The Canadian Red Cross, working with the British Red Cross, in support of the Ethiopian Red Cross Society, is helping expand the distribution of emergency water through the use of three trucks to close to 29,000 people in Kindo Koysha, and installing 14 storage tanks. Prior to the start of the operation, a family of five received 40 litres of water, which they share with their livestock. As of June 12, staff and volunteers had delivered 2.22 million litres of water.
As she washes her youngest daughter – without soap as she cannot afford it – Abebech worries about not being able to provide for her family. “Sometimes I feel like I would just like to disappear from here so that I don’t see my children suffering. But I just can’t leave them. So, I pray to God to bring better times.”
The Canadian Red Cross has launched a public appeal to help support the estimated 20 million people across Africa who are facing devastating levels of food insecurity.
Reach, Response, Resilience
Since 2015, failed rains, combined with the El Nino weather phenomenon in 2016, have resulted in almost every part of Ethiopia experiencing below average rainfall.
The drought has now shifted from the north to the south and southeast, with an estimated 7.78 million people in need of emergency humanitarian support.
Farmers have not been able to sow their crops, their livestock, upon which they rely for their livelihoods, are dying, and food stockpiles have been depleted.
Since late February, the Ethiopian Red Cross Society has been trucking in water to several communities in the district of Kindo Koysha. What started as a plan to assist 8 kebeles (collection of villages), quickly jumped to 16 as the needs increased. As of June 12, Ethiopia Red Cross Society had distributed 2.22 million litres of water.
The Canadian Red Cross, working with the British Red Cross, in support of the Ethiopian Red Cross Society, has launched a six-month project (through October 2017) to expand the provision of emergency water using three trucks to reach 29,000 people in 16 kebeles. Fourteen water storage tanks will also be installed; fodder and medication will be provided to approximately 175,000 livestock to prevent deaths and disease.
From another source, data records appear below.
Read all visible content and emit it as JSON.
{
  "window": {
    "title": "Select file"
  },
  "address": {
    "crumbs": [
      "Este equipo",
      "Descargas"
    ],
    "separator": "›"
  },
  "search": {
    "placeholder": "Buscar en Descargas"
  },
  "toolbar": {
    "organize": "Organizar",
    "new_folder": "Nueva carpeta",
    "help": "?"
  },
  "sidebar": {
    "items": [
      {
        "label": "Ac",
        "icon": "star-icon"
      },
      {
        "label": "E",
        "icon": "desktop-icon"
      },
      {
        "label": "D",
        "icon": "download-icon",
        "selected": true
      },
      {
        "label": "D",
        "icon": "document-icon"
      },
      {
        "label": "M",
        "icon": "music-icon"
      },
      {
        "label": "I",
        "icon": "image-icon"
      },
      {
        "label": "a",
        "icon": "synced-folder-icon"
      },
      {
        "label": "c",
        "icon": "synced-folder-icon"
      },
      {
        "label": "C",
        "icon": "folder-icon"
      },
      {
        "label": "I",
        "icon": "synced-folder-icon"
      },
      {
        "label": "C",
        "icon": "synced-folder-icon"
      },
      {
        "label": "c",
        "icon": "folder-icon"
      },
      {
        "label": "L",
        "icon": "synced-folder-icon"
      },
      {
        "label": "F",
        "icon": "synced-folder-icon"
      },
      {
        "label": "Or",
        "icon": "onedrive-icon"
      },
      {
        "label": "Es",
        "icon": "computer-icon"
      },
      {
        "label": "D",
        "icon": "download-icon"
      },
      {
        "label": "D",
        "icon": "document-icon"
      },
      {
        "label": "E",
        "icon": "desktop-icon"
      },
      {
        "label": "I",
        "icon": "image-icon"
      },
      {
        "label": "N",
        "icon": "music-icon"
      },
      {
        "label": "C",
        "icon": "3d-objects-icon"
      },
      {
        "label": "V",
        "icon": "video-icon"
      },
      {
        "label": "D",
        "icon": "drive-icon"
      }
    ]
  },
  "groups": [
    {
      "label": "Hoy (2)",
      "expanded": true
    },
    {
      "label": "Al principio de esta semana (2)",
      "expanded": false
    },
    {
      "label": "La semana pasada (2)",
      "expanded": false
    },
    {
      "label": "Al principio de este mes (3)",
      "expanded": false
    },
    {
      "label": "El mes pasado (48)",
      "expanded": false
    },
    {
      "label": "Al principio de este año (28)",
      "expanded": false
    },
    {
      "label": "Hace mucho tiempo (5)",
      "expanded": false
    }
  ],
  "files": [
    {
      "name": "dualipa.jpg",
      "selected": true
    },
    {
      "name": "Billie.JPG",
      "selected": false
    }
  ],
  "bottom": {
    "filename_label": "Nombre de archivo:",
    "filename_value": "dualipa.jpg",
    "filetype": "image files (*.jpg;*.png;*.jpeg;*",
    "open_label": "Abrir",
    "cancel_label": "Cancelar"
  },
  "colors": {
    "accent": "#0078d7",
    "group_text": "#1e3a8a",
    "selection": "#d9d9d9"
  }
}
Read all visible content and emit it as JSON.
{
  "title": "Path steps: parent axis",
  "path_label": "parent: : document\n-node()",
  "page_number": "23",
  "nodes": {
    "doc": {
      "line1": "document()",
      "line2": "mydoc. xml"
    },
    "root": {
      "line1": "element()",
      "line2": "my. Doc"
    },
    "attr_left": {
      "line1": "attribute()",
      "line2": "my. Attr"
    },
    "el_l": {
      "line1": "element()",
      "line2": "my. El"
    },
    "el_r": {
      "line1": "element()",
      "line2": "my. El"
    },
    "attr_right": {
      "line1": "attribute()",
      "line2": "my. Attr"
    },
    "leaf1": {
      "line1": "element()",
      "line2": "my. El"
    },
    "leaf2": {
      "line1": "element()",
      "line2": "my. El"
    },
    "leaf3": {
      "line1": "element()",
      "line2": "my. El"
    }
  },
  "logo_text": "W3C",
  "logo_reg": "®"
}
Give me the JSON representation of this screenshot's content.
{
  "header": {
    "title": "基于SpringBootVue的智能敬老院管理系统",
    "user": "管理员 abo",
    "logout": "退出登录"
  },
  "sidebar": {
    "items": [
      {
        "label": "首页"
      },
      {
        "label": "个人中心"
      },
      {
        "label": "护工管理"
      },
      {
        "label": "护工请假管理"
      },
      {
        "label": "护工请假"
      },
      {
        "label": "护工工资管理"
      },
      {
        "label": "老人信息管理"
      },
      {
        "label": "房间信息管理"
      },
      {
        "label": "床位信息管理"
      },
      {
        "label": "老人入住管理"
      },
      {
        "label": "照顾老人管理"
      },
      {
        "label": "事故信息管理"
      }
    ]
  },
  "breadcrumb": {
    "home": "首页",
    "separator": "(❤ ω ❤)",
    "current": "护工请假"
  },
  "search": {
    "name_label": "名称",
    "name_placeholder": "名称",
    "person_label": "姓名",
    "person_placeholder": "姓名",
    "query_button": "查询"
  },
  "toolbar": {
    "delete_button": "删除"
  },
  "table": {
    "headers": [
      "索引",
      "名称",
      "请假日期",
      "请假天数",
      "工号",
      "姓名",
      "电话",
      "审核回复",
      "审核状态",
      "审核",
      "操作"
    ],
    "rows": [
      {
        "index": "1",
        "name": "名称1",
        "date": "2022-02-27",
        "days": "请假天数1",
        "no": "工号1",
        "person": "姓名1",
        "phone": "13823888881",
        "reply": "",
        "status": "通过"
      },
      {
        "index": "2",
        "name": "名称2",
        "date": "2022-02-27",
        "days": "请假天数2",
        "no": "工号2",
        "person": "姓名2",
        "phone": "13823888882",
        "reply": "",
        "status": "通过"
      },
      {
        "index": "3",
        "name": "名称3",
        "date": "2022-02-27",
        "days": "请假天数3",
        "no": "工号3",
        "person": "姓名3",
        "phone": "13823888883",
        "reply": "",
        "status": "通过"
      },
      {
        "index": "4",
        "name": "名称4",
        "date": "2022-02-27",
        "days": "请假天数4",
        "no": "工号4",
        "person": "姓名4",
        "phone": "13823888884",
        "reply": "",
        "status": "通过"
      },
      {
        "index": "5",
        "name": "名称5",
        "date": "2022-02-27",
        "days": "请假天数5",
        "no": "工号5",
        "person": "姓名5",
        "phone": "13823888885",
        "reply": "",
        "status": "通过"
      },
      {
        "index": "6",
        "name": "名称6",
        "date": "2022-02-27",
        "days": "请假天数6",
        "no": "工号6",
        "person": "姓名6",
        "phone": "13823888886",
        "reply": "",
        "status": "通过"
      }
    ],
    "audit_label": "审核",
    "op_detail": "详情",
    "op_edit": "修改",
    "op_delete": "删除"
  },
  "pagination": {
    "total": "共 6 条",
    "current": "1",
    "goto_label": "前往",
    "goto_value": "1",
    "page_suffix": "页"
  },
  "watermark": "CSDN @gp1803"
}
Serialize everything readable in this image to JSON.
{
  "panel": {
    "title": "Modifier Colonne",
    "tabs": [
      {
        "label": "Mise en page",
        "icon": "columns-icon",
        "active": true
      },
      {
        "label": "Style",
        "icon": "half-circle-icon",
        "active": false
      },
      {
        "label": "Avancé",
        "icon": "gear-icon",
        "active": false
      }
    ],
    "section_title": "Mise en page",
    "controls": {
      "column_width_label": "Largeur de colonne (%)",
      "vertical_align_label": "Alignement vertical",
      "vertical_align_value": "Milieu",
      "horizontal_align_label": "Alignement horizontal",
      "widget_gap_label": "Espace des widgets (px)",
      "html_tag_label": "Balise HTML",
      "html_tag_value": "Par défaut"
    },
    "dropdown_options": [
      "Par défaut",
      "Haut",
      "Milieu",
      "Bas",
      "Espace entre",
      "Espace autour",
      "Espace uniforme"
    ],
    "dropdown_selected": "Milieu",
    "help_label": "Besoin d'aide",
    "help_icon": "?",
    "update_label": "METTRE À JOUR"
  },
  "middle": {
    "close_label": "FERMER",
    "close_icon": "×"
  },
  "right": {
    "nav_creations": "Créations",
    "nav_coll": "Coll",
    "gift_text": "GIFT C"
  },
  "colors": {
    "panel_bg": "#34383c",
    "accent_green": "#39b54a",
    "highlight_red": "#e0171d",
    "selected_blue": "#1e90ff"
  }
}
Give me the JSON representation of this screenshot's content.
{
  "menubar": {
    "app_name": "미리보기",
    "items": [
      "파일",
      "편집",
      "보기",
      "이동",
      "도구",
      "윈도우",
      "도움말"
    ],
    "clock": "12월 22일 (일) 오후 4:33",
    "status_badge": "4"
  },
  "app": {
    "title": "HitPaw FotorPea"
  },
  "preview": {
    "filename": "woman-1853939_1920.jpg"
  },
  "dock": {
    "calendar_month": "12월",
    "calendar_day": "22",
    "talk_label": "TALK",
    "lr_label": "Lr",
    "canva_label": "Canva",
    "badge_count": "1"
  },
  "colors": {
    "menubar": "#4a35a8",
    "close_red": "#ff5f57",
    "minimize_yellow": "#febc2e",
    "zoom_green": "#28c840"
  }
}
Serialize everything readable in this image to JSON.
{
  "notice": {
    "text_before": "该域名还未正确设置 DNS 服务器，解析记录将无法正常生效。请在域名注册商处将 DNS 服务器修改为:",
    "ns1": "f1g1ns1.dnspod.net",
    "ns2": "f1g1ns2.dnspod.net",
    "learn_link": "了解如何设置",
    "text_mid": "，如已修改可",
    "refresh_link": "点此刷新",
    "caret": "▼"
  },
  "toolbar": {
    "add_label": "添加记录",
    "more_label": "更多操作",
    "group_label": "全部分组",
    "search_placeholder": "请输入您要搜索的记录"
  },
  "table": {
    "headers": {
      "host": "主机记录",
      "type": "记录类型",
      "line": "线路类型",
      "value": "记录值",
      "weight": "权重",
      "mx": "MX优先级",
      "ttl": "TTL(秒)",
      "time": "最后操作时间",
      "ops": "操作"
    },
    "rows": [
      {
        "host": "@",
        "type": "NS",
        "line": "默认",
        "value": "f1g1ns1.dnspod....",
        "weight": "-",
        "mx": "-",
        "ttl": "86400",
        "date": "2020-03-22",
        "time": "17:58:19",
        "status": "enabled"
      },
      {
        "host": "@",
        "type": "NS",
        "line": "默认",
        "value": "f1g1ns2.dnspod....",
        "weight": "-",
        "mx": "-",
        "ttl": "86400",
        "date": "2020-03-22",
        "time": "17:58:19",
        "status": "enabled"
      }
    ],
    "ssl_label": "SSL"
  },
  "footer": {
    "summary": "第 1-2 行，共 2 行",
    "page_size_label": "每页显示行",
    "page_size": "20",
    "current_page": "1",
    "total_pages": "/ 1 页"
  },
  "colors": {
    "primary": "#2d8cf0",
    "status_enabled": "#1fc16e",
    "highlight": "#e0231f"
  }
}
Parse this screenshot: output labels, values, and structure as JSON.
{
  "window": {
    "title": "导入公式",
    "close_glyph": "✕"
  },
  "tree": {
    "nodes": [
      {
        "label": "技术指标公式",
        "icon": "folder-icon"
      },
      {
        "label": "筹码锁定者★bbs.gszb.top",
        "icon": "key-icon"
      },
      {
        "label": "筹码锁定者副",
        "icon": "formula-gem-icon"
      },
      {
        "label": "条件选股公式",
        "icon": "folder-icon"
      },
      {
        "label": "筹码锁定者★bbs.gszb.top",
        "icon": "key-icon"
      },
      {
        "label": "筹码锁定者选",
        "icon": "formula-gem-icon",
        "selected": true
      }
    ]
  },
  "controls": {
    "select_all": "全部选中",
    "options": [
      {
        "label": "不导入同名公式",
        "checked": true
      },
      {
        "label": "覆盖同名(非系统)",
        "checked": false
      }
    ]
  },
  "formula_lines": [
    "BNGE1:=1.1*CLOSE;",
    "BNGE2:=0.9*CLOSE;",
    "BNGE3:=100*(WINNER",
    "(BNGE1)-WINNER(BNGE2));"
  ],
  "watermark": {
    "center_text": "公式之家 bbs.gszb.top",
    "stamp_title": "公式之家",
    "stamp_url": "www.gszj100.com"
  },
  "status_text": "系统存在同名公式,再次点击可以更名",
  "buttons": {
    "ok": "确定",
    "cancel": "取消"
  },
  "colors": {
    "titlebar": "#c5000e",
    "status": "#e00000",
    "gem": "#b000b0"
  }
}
The Red Cross Red Crescent Approach
A crisis of this magnitude demands a massive response.
Drawing on unique mandates under International Humanitarian Law, the Red Cross and Red Crescent has been able to foster trust with parties to various conflicts that are at the heart of some of these crises. That trust, along activating deep community networks, means the Red Cross is able to access the most vulnerable.
A significant portion of affected people are in communities that are difficult to access, because they are cut off by conflict, are isolated from government services, or are in areas that are otherwise hard to reach. These communities are also to be amongst those the Red Cross is targeting.
The Red Cross does not just work where it is easy, where the risks are lowest, where others are already present; the Red Cross works in the last mile.
The last mile is where people in remote communities suffer with destitution, exclusion and insecurity, where people are struggling to cope with little or no access to a minimum of life-saving goods and services.
Moving forward, the Red Cross Red Crescent Movement has three key priorities – reach, response, resilience:
- Delivering relief in hard-to-reach and underserviced areas so that people are not left behind.
- Community-based health response to prevent and treat malnutrition and infectious disease outbreaks such as measles.
- Supporting Red Cross volunteers and staff working with local people to build community resilience through programmes that restore dignity, strengthen food security and support long-term development, such as cash, livelihoods, and water, sanitation and hygiene.
Being there, when it matters most
Addressing a deadly outbreak in the middle of a food crisis